The door to Laurie's second-floor apartment had been broken open, and we weren't sure what to do. I had just canoed down Canal Street from City Park to Mid City with Laurie and her boyfriend Will on a mission to rescue three of their cats, plus two more belonging to a friend and whatever else they could salvage from their drowned apartments.
The trip down Canal was surreal; we floated over one of the city's main arteries, the murky water varying in depth from inched to more than 10 feet. At times we found ourselves paddling over the tops of pickup trucks. Looking down into the muck to avoid hitting cars and up to maneuver around low hanging power lines and tree branches, we came upon a flatboat filled with law enforcement officials, who were skeptical about our presence, but reluctantly allowed us to continue. Above us a steady stream of helicopters circled, patrolling the area from the air.
We continued paddling down Canal Street, occasionally seeing people on their second-story balconies who declined our offers of rescue. And then there we were, at Laurie's apartment, facingwhat? Frightened refugees? Armed squatters? A ransacked home? We went inside.
Someone had been staying there. There were garbage bags with someone's clothing and a seat cushion. Fearful that the squatters may still be lurking, we crept through the front room and down the hall. Once we were sure there was no one inside, Laurie began to feel angry and violated. Then she saw an envelope. It was a letter from an older woman who lived across the street. In the note she apologized profusely for entering the apartment and for having used the restroom. She said she was forced to abandon her place after the storm and swim in six feet of water to reach higher ground. When rescuers found her, she fed the cats and left to be transported to a location near the Superdome, where she could swim and wade to safety.

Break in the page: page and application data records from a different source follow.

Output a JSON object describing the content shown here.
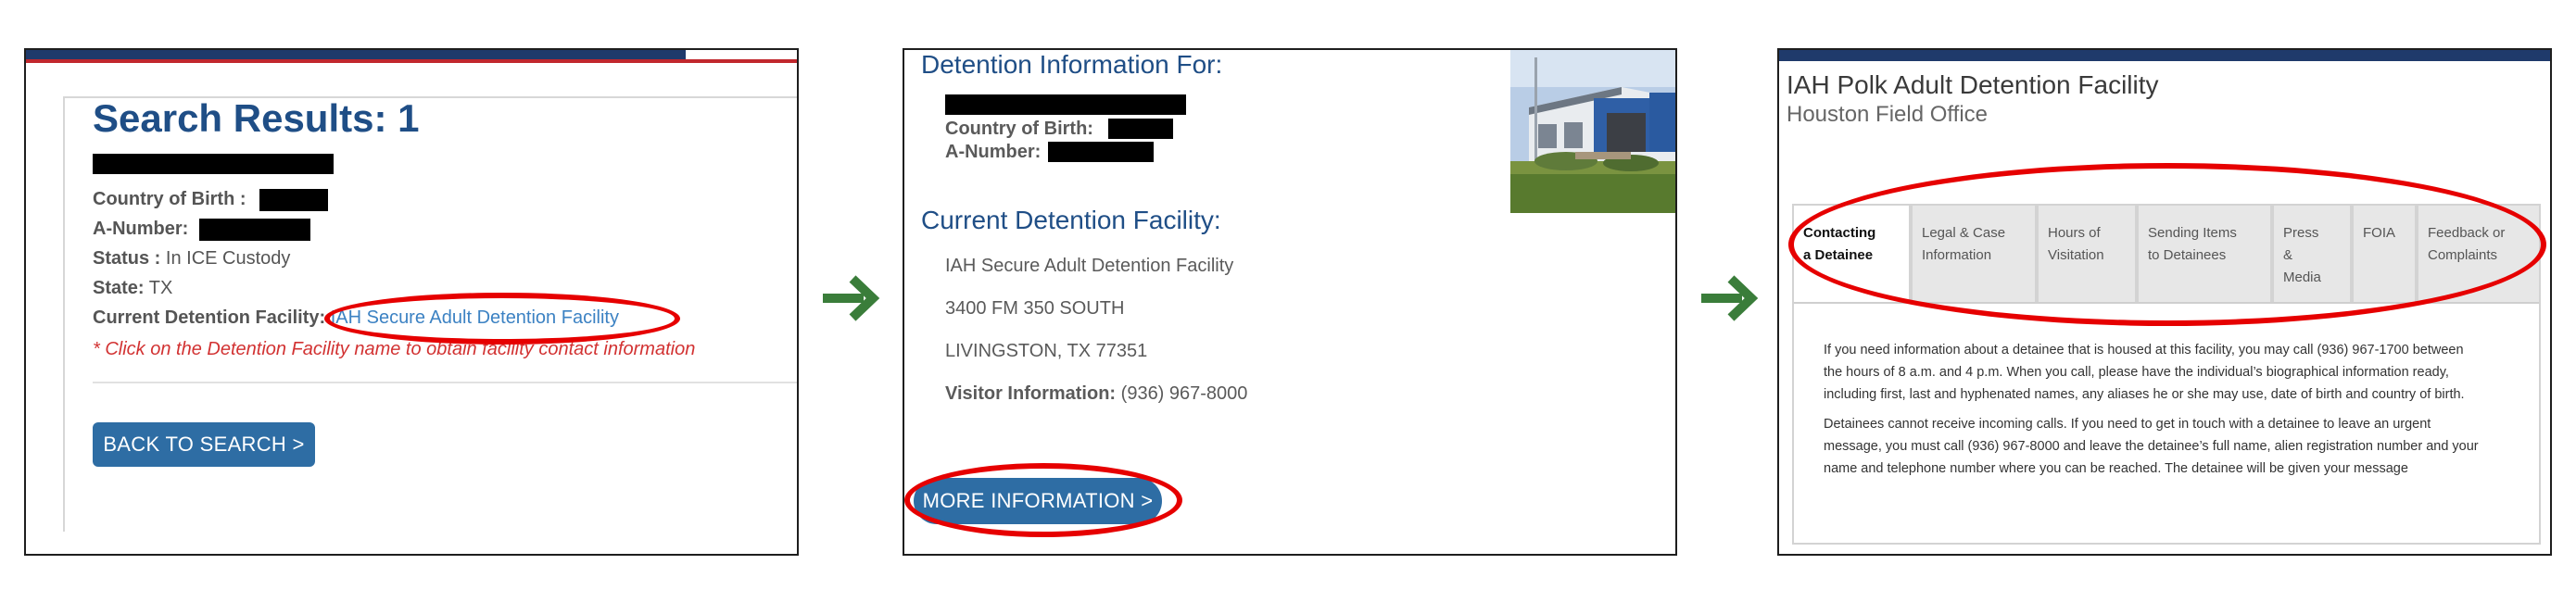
{
  "colors": {
    "highlight": "#e60000",
    "arrow": "#3a7d3a",
    "link": "#3c82c3",
    "heading": "#1f4e86",
    "button": "#2e6da4"
  },
  "panel1": {
    "title": "Search Results: 1",
    "country_label": "Country of Birth :",
    "anumber_label": "A-Number:",
    "status_label": "Status :",
    "status_value": "In ICE Custody",
    "state_label": "State:",
    "state_value": "TX",
    "facility_label": "Current Detention Facility:",
    "facility_link": "IAH Secure Adult Detention Facility",
    "note": "* Click on the Detention Facility name to obtain facility contact information",
    "back_button": "BACK TO SEARCH >"
  },
  "panel2": {
    "heading": "Detention Information For:",
    "country_label": "Country of Birth:",
    "anumber_label": "A-Number:",
    "facility_heading": "Current Detention Facility:",
    "facility_name": "IAH Secure Adult Detention Facility",
    "address_line1": "3400 FM 350 SOUTH",
    "address_line2": "LIVINGSTON, TX 77351",
    "visitor_label": "Visitor Information:",
    "visitor_phone": "(936) 967-8000",
    "more_button": "MORE INFORMATION >"
  },
  "panel3": {
    "facility_title": "IAH Polk Adult Detention Facility",
    "office": "Houston Field Office",
    "tabs": [
      {
        "line1": "Contacting",
        "line2": "a Detainee",
        "line3": ""
      },
      {
        "line1": "Legal & Case",
        "line2": "Information",
        "line3": ""
      },
      {
        "line1": "Hours of",
        "line2": "Visitation",
        "line3": ""
      },
      {
        "line1": "Sending Items",
        "line2": "to Detainees",
        "line3": ""
      },
      {
        "line1": "Press",
        "line2": "&",
        "line3": "Media"
      },
      {
        "line1": "FOIA",
        "line2": "",
        "line3": ""
      },
      {
        "line1": "Feedback or",
        "line2": "Complaints",
        "line3": ""
      }
    ],
    "para1": {
      "l1": "If you need information about a detainee that is housed at this facility, you may call (936) 967-1700 between",
      "l2": "the hours of 8 a.m. and 4 p.m. When you call, please have the individual’s biographical information ready,",
      "l3": "including first, last and hyphenated names, any aliases he or she may use, date of birth and country of birth."
    },
    "para2": {
      "l1": "Detainees cannot receive incoming calls. If you need to get in touch with a detainee to leave an urgent",
      "l2": "message, you must call (936) 967-8000 and leave the detainee’s full name, alien registration number and your",
      "l3": "name and telephone number where you can be reached. The detainee will be given your message"
    }
  }
}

It took us about 15 minutes to find Laurie's cats. They were huddled under her claw-foot tub and they were reluctant to come out, even after being alone for a week. We finally corralled them, and left.
On our way to the next stop we heard a sudden series of pops, and simultaneously we ducked, fearing gun fire just around the corner. We were now on a side street and there were no other boats in sight. Will reassured us that it was just a helicopter propeller backfiring. When we reached Laurie's friend's house the water filled half of the first floor. The apartment was on the second floor and could only be accessed by the balcony window, which we couldn't reach, or by going through the common front door, and another door at the top of the interior stairs. We didn't have a key for either one, so Will used the broken fence board paddle to break the glass in the beautiful, antique hand-carved mahogany door.
After more than an hour of balancing at the front of the canoe to hack and kick at the door, Will finally got it open. He retrieved the two cats and the owner's wedding ring, then grabbed some clean clothes and got back into the canoe. Nearly four hours after we met at the water's edge, we were ready to paddle back to our cars.